The money is slated for “small resort businesses located in the city of Isle with less than $350,000 in annual revenue, at least four rental units, which are open during both summer and winter months, and whose business was adversely impacted by a decline in walleye fishing on Lake Mille Lacs,” according to the language of the bill.

That curious level of specificity is not a coincidence. The money is intended for Hunter Winfield’s Resort, a small outfit on Mille Lacs that caters to walleye anglers. The resort owners say they were hurt badly by the Department of Natural Resources’ (DNR) decision to end the 2015 season in August to preserve the walleye population.

For Rep. Sondra Erickson, R-Princeton, this was a way to help a small business in her district she believes was hurt by the DNR. The method of giving money was “novel,” she allowed.

From the perspective of the DNR, however, the Legislature is setting a dangerous precedent: That the state is liable for any economic loss caused by its policy decisions, even those intended to preserve a natural resource for the long term and thus prevent larger economic losses later on.

“If the issue is that one business suffered a loss because of fishing restrictions on Mille Lacs that were intended to restore the walleye population, there are probably 1,000 businesses on Mille Lacs alone that could make a similar argument,” said Tom Landwehr, DNR commissioner. He pointed to businesses that rely on hunting, skiing, canoeing or other outdoor activities — including 3,000 fishing lakes — that could demand cash every time the DNR needs to limit those activities to sustain the deer herd or protect a forest or lake.

In response to Landwehr’s argument, lawmakers still handed out the money. But, by creating a sort of special category that fit Hunter Winfield’s specific situation, they designed a way to deny that the state is ultimately responsible for its decisionmaking on fisheries and other natural resources.

The decision left at least one other Mille Lacs-area resort owner wondering why the help wasn’t spread more widely.

“There should be help for all the resorts up here, and those monies should come out of the DNR budget,” said Terry Thurmer, owner of Terry’s Boat Harbor south of Garrison. “They caused it, they should help pay for it.”

Thurmer said the DNR mismanaged the lake for years and ignored the pleas of resort owners and sport fishermen, creating economic distress to this day.

Margie Christensen of Hunter Winfield’s said losses were much higher than $150,000 but said they are grateful for the money: “We sincerely appreciate the senators and representatives who thoughtfully listened to and heard our concerns.”

The resort made its case before the Joint House-Senate Subcommittee on Claims, which is where Minnesotans can go if they believe the state has hurt them and they have no recourse in the courts or any other avenue for redress.

The claims board agreed that the DNR had hurt their business and they deserved some money.

Rep. Duane Quam, R-Byron, a member of the board, said the DNR had decades of data and did not properly alert the businesses of the risk of a walleye collapse.

Landwehr disagreed. “We annually monitor the status of the fishery, we work with the [Indian] bands to establish a safe harvest level, and we consult with a local advisory committee — which includes representatives from many local businesses — on setting specific regulations,” he said.

Still, nature takes its course, Landwehr said: “We have no control over young walleye survival, so couldn’t predict or prevent the loss of several generations of fish.
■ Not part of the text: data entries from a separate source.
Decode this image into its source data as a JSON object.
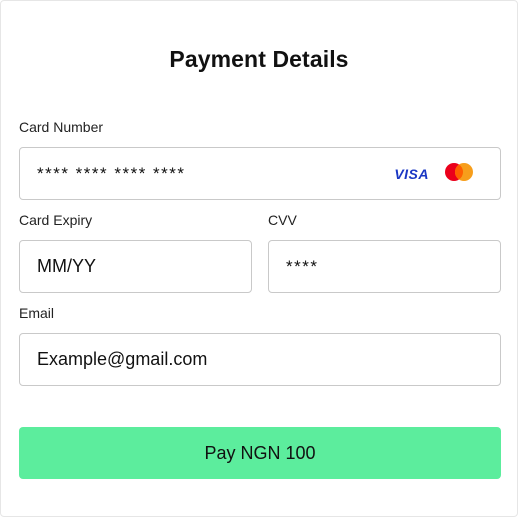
{
  "title": "Payment Details",
  "card_number": {
    "label": "Card Number",
    "value": "**** **** **** ****",
    "brands": [
      "VISA",
      "mastercard-icon"
    ]
  },
  "card_expiry": {
    "label": "Card Expiry",
    "value": "MM/YY"
  },
  "cvv": {
    "label": "CVV",
    "value": "****"
  },
  "email": {
    "label": "Email",
    "value": "Example@gmail.com"
  },
  "pay_button": {
    "label": "Pay NGN 100"
  },
  "colors": {
    "button": "#5ced9d",
    "visa": "#1a37c4",
    "mastercard_red": "#eb001b",
    "mastercard_orange": "#f79e1b"
  }
}
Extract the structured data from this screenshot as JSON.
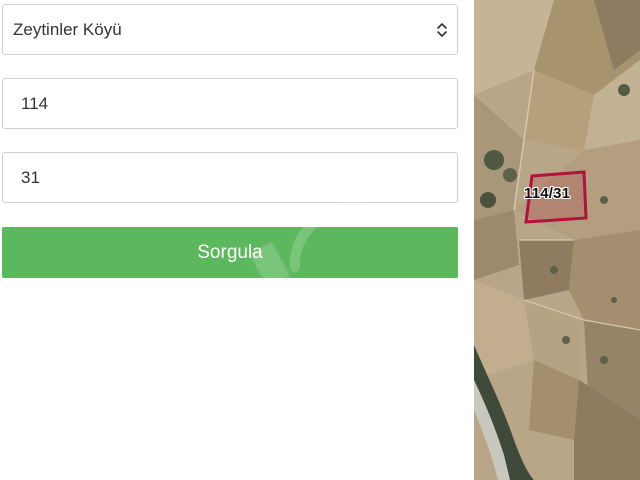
{
  "form": {
    "village_select": {
      "value": "Zeytinler Köyü",
      "icon": "up-down-chevron-icon"
    },
    "ada_input": {
      "value": "114"
    },
    "parsel_input": {
      "value": "31"
    },
    "submit_label": "Sorgula"
  },
  "map": {
    "parcel_label": "114/31",
    "parcel_color": "#b3123a"
  },
  "colors": {
    "submit_bg": "#5cb85c",
    "border": "#cfcfcf"
  }
}
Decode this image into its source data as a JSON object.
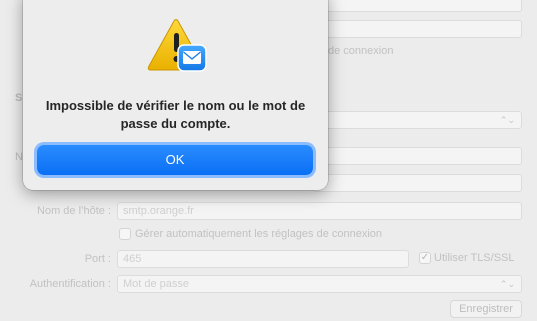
{
  "dialog": {
    "message": "Impossible de vérifier le nom ou le mot de passe du compte.",
    "ok_label": "OK",
    "icon": "warning-triangle-with-mail-icon"
  },
  "form": {
    "partial_text_connexion": "de connexion",
    "partial_label_s": "S",
    "partial_label_n": "N",
    "hostname_label": "Nom de l’hôte :",
    "hostname_value": "smtp.orange.fr",
    "auto_manage_label": "Gérer automatiquement les réglages de connexion",
    "auto_manage_checked": false,
    "port_label": "Port :",
    "port_value": "465",
    "tls_label": "Utiliser TLS/SSL",
    "tls_checked": true,
    "auth_label": "Authentification :",
    "auth_value": "Mot de passe",
    "save_label": "Enregistrer"
  },
  "colors": {
    "accent": "#0a6ff5",
    "focus_ring": "#8bbcff",
    "warning_yellow": "#f5c400",
    "mail_badge": "#1e8cf0"
  }
}
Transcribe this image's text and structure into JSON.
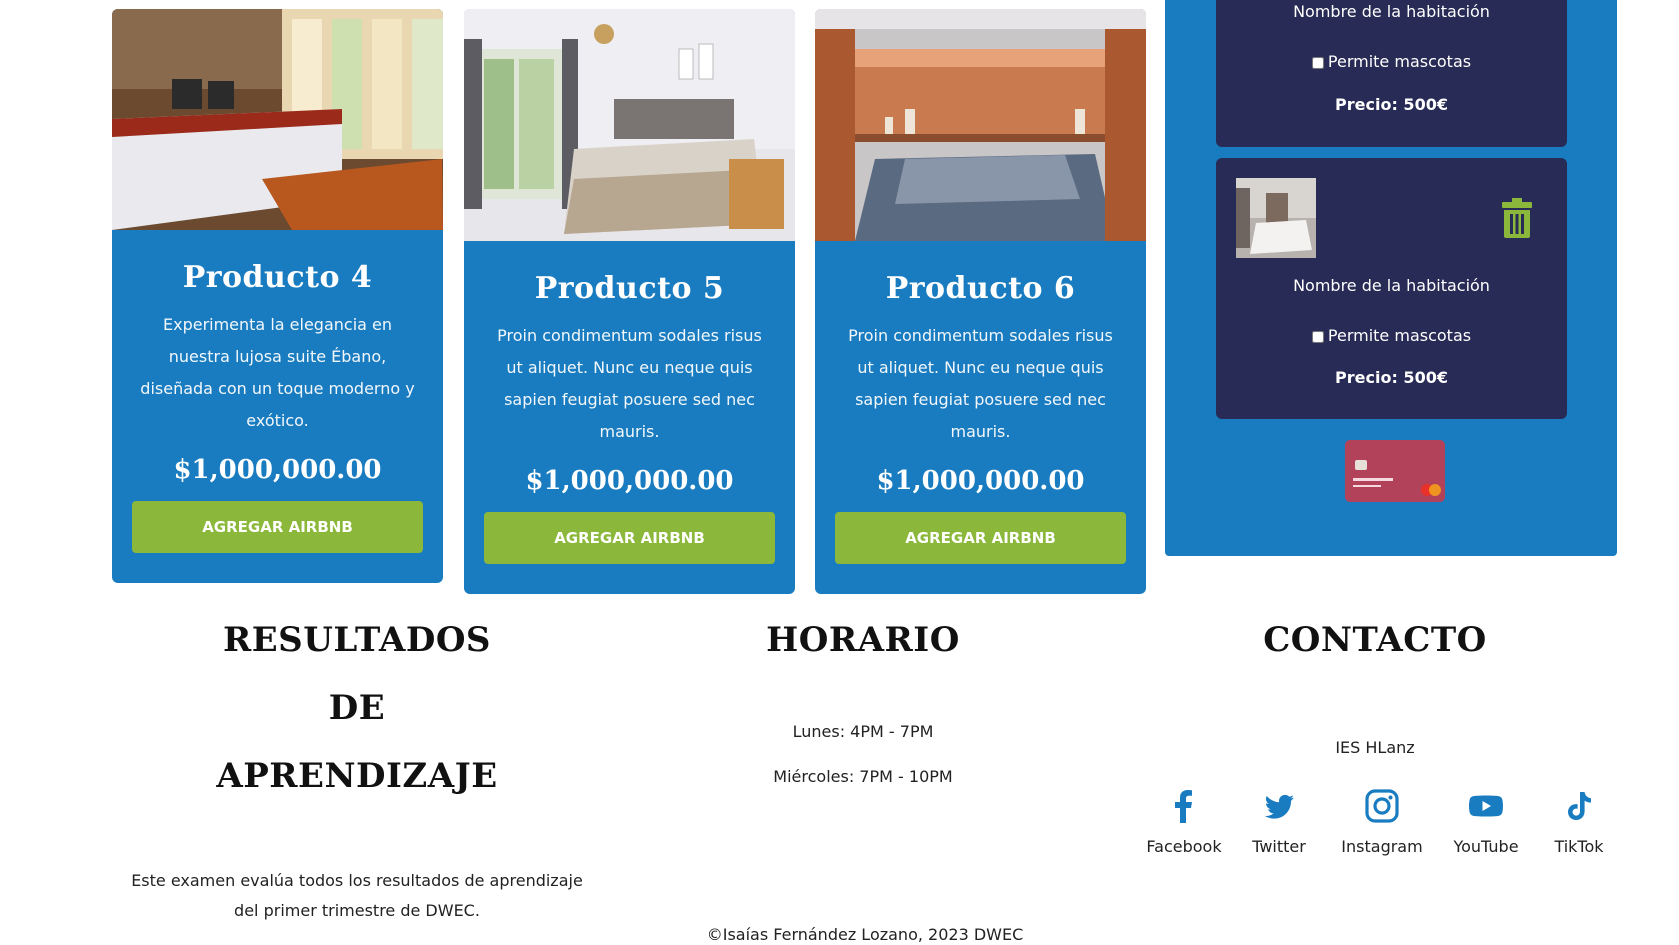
{
  "products": [
    {
      "title": "Producto 4",
      "description": "Experimenta la elegancia en nuestra lujosa suite Ébano, diseñada con un toque moderno y exótico.",
      "price": "$1,000,000.00",
      "button": "AGREGAR AIRBNB"
    },
    {
      "title": "Producto 5",
      "description": "Proin condimentum sodales risus ut aliquet. Nunc eu neque quis sapien feugiat posuere sed nec mauris.",
      "price": "$1,000,000.00",
      "button": "AGREGAR AIRBNB"
    },
    {
      "title": "Producto 6",
      "description": "Proin condimentum sodales risus ut aliquet. Nunc eu neque quis sapien feugiat posuere sed nec mauris.",
      "price": "$1,000,000.00",
      "button": "AGREGAR AIRBNB"
    }
  ],
  "cart": {
    "items": [
      {
        "name": "Nombre de la habitación",
        "pets_label": "Permite mascotas",
        "pets_checked": false,
        "price": "Precio: 500€"
      },
      {
        "name": "Nombre de la habitación",
        "pets_label": "Permite mascotas",
        "pets_checked": false,
        "price": "Precio: 500€"
      }
    ]
  },
  "footer": {
    "results": {
      "title": "RESULTADOS DE APRENDIZAJE",
      "text": "Este examen evalúa todos los resultados de aprendizaje del primer trimestre de DWEC."
    },
    "schedule": {
      "title": "HORARIO",
      "lines": [
        "Lunes: 4PM - 7PM",
        "Miércoles: 7PM - 10PM"
      ]
    },
    "contact": {
      "title": "CONTACTO",
      "org": "IES HLanz",
      "social": [
        {
          "label": "Facebook",
          "icon": "facebook-icon"
        },
        {
          "label": "Twitter",
          "icon": "twitter-icon"
        },
        {
          "label": "Instagram",
          "icon": "instagram-icon"
        },
        {
          "label": "YouTube",
          "icon": "youtube-icon"
        },
        {
          "label": "TikTok",
          "icon": "tiktok-icon"
        }
      ]
    },
    "copyright": "©Isaías Fernández Lozano, 2023 DWEC"
  },
  "colors": {
    "card_bg": "#1a7cc0",
    "button": "#8bb83a",
    "cart_item_bg": "#272b55",
    "trash": "#8bb83a",
    "icon": "#1a7cc0"
  }
}
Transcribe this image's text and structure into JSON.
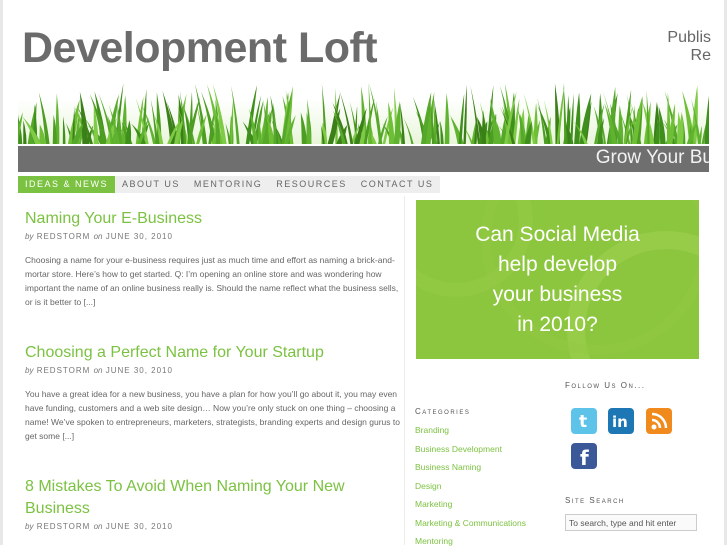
{
  "header": {
    "logo": "Development Loft",
    "tagline_line1": "Publis",
    "tagline_line2": "Re",
    "greybar_text": "Grow Your Bu"
  },
  "nav": {
    "items": [
      {
        "label": "IDEAS & NEWS",
        "active": true
      },
      {
        "label": "ABOUT US",
        "active": false
      },
      {
        "label": "MENTORING",
        "active": false
      },
      {
        "label": "RESOURCES",
        "active": false
      },
      {
        "label": "CONTACT US",
        "active": false
      }
    ]
  },
  "posts": [
    {
      "title": "Naming Your E-Business",
      "by": "by",
      "author": "REDSTORM",
      "on": "on",
      "date": "JUNE 30, 2010",
      "excerpt": "Choosing a name for your e-business requires just as much time and effort as naming a brick-and-mortar store. Here’s how to get started. Q: I’m opening an online store and was wondering how important the name of an online business really is. Should the name reflect what the business sells, or is it better to [...]"
    },
    {
      "title": "Choosing a Perfect Name for Your Startup",
      "by": "by",
      "author": "REDSTORM",
      "on": "on",
      "date": "JUNE 30, 2010",
      "excerpt": "You have a great idea for a new business, you have a plan for how you’ll go about it, you may even have funding, customers and a web site design… Now you’re only stuck on one thing – choosing a name! We’ve spoken to entrepreneurs, marketers, strategists, branding experts and design gurus to get some [...]"
    },
    {
      "title": "8 Mistakes To Avoid When Naming Your New Business",
      "by": "by",
      "author": "REDSTORM",
      "on": "on",
      "date": "JUNE 30, 2010",
      "excerpt": ""
    }
  ],
  "ad": {
    "line1": "Can Social Media",
    "line2": "help develop",
    "line3": "your business",
    "line4": "in 2010?"
  },
  "sidebar": {
    "follow_title": "Follow Us On...",
    "categories_title": "Categories",
    "categories": [
      "Branding",
      "Business Development",
      "Business Naming",
      "Design",
      "Marketing",
      "Marketing & Communications",
      "Mentoring"
    ],
    "search_title": "Site Search",
    "search_placeholder": "To search, type and hit enter",
    "social": [
      {
        "icon": "twitter-icon",
        "color": "#5ec3e8"
      },
      {
        "icon": "linkedin-icon",
        "color": "#1e77b5"
      },
      {
        "icon": "rss-icon",
        "color": "#f08a1c"
      },
      {
        "icon": "facebook-icon",
        "color": "#3b5998"
      }
    ]
  },
  "colors": {
    "accent": "#7cc242",
    "nav_active": "#7cc242",
    "greybar": "#6f6f6f"
  }
}
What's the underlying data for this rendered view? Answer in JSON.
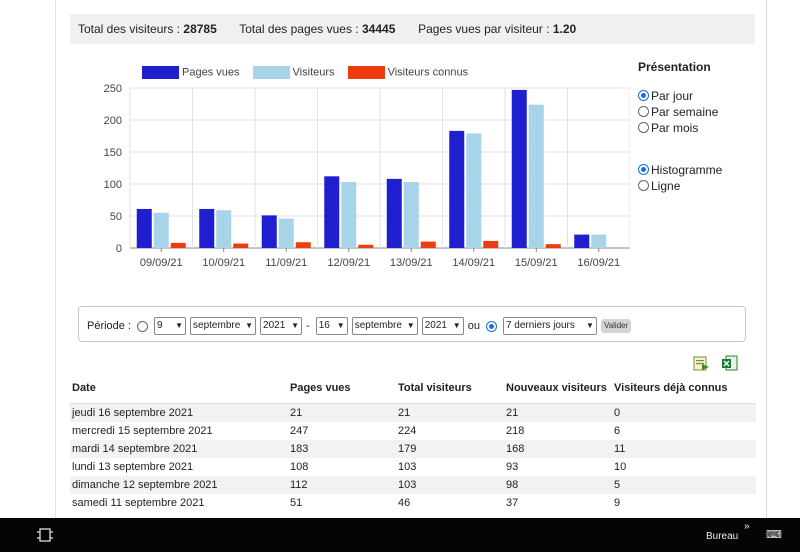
{
  "stats": {
    "total_visitors_label": "Total des visiteurs :",
    "total_visitors_value": "28785",
    "total_pages_label": "Total des pages vues :",
    "total_pages_value": "34445",
    "pages_per_visitor_label": "Pages vues par visiteur :",
    "pages_per_visitor_value": "1.20"
  },
  "chart_data": {
    "type": "bar",
    "categories": [
      "09/09/21",
      "10/09/21",
      "11/09/21",
      "12/09/21",
      "13/09/21",
      "14/09/21",
      "15/09/21",
      "16/09/21"
    ],
    "series": [
      {
        "name": "Pages vues",
        "values": [
          61,
          61,
          51,
          112,
          108,
          183,
          247,
          21
        ],
        "color": "#1f1fd0"
      },
      {
        "name": "Visiteurs",
        "values": [
          55,
          59,
          46,
          103,
          103,
          179,
          224,
          21
        ],
        "color": "#a8d4ea"
      },
      {
        "name": "Visiteurs connus",
        "values": [
          8,
          7,
          9,
          5,
          10,
          11,
          6,
          0
        ],
        "color": "#f03a10"
      }
    ],
    "ylim": [
      0,
      250
    ],
    "yticks": [
      0,
      50,
      100,
      150,
      200,
      250
    ],
    "grid": true,
    "legend": "top"
  },
  "presentation": {
    "title": "Présentation",
    "period_options": [
      {
        "label": "Par jour",
        "selected": true
      },
      {
        "label": "Par semaine",
        "selected": false
      },
      {
        "label": "Par mois",
        "selected": false
      }
    ],
    "chart_options": [
      {
        "label": "Histogramme",
        "selected": true
      },
      {
        "label": "Ligne",
        "selected": false
      }
    ]
  },
  "periode": {
    "label": "Période :",
    "from_day": "9",
    "from_month": "septembre",
    "from_year": "2021",
    "dash": "-",
    "to_day": "16",
    "to_month": "septembre",
    "to_year": "2021",
    "or_label": "ou",
    "preset": "7 derniers jours",
    "submit": "Valider"
  },
  "table": {
    "headers": [
      "Date",
      "Pages vues",
      "Total visiteurs",
      "Nouveaux visiteurs",
      "Visiteurs déjà connus"
    ],
    "rows": [
      [
        "jeudi 16 septembre 2021",
        "21",
        "21",
        "21",
        "0"
      ],
      [
        "mercredi 15 septembre 2021",
        "247",
        "224",
        "218",
        "6"
      ],
      [
        "mardi 14 septembre 2021",
        "183",
        "179",
        "168",
        "11"
      ],
      [
        "lundi 13 septembre 2021",
        "108",
        "103",
        "93",
        "10"
      ],
      [
        "dimanche 12 septembre 2021",
        "112",
        "103",
        "98",
        "5"
      ],
      [
        "samedi 11 septembre 2021",
        "51",
        "46",
        "37",
        "9"
      ]
    ]
  },
  "taskbar": {
    "bureau": "Bureau",
    "chevron": "»"
  }
}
No one can realistically say what the walleye population [will be] two or three years from now; to say it was predicted 25 years ago is ridiculous,” he said.

Although the claims board agreed with Hunter Winfield’s over DNR’s argument, the board was wary of the ramifications.

“The consensus was that there was a precedence problem,” Quam said.

The solution: Stick it in a budget bill, which would seem to carry the same precedence problem, albeit in a different venue.

Quam said he had no problem with it: “I believe it prevents the generation of a claims committee precedent,” he said. He also said it’s not unusual for the Legislature to step in and help people when they have been hit with natural disasters or other events out of their control.

Joel Carlson, lobbyist for the state resort association, said using the claims board to help struggling businesses on Mille Lacs after the DNR shut down the walleye season was broadly discussed in 2015. As it turns out, Hunter Winfield’s was the only outfit to put together a claim, which Carlson said was detailed and persuasive. He also said the process of assembling the claim was itself time-consuming and expensive, which could explain why no other resort owners applied for one.

Christensen said lawmakers did their job: “The help from the Legislature gives us strong hope for our community. Not just businesses but for those who have jobs, which impact the schools, the taxes to the county and the list goes on.”